--- Task requirements ---
Find the string "likes" in the records. Copy each line that has it.

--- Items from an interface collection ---

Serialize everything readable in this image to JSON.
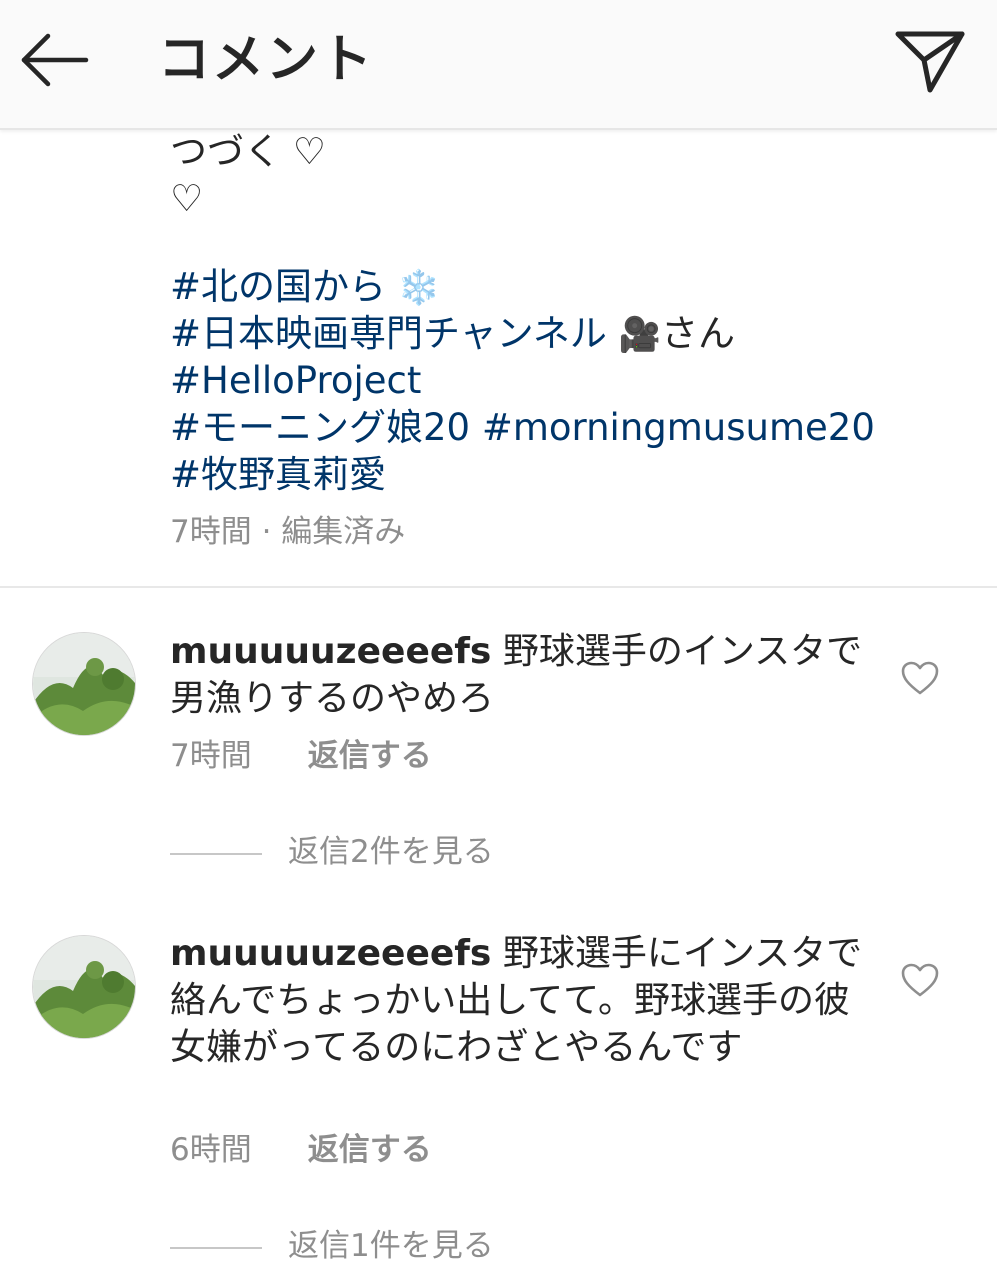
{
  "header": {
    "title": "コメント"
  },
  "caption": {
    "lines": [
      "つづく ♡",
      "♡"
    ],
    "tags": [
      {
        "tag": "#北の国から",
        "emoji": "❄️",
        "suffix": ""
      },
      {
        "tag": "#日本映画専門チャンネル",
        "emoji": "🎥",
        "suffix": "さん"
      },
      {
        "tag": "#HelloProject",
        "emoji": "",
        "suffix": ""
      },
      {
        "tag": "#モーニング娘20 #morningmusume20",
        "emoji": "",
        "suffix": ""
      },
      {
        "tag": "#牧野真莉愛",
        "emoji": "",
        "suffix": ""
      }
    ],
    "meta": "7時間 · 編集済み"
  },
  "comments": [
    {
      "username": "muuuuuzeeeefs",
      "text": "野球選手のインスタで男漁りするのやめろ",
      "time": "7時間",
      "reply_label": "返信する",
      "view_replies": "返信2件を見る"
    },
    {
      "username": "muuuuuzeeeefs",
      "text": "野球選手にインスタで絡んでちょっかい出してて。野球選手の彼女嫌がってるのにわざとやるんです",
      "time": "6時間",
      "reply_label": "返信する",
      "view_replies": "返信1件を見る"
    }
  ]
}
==
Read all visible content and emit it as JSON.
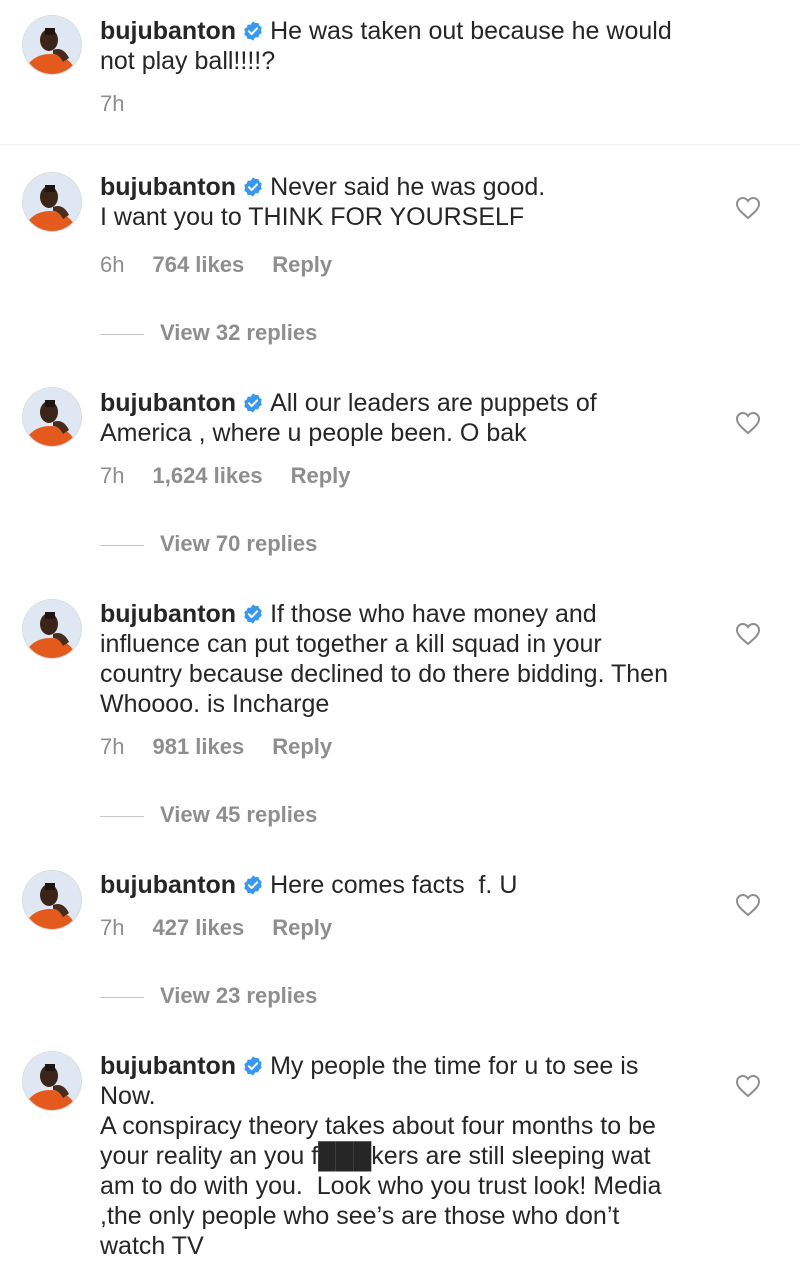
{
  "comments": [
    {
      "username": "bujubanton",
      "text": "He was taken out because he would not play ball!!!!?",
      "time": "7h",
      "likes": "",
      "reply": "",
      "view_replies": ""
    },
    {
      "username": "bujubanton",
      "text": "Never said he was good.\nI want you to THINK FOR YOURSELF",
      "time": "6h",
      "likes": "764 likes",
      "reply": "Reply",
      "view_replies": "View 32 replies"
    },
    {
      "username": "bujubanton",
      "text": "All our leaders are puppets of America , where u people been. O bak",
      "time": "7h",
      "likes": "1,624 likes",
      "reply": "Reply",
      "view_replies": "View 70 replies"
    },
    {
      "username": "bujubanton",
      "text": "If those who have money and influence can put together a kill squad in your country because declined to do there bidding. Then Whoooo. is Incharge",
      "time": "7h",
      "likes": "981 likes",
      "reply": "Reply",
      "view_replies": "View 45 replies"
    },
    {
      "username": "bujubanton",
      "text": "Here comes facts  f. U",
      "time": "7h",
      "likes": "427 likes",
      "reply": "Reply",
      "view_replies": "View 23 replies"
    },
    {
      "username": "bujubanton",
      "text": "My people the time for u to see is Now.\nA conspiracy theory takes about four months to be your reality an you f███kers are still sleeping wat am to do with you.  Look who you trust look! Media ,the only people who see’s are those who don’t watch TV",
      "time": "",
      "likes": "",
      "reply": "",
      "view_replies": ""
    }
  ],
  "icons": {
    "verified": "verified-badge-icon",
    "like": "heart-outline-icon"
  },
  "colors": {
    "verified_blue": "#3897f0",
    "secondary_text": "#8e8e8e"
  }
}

--- Result ---
      "likes": "",
      "likes": "764 likes",
      "likes": "1,624 likes",
      "likes": "981 likes",
      "likes": "427 likes",
      "likes": "",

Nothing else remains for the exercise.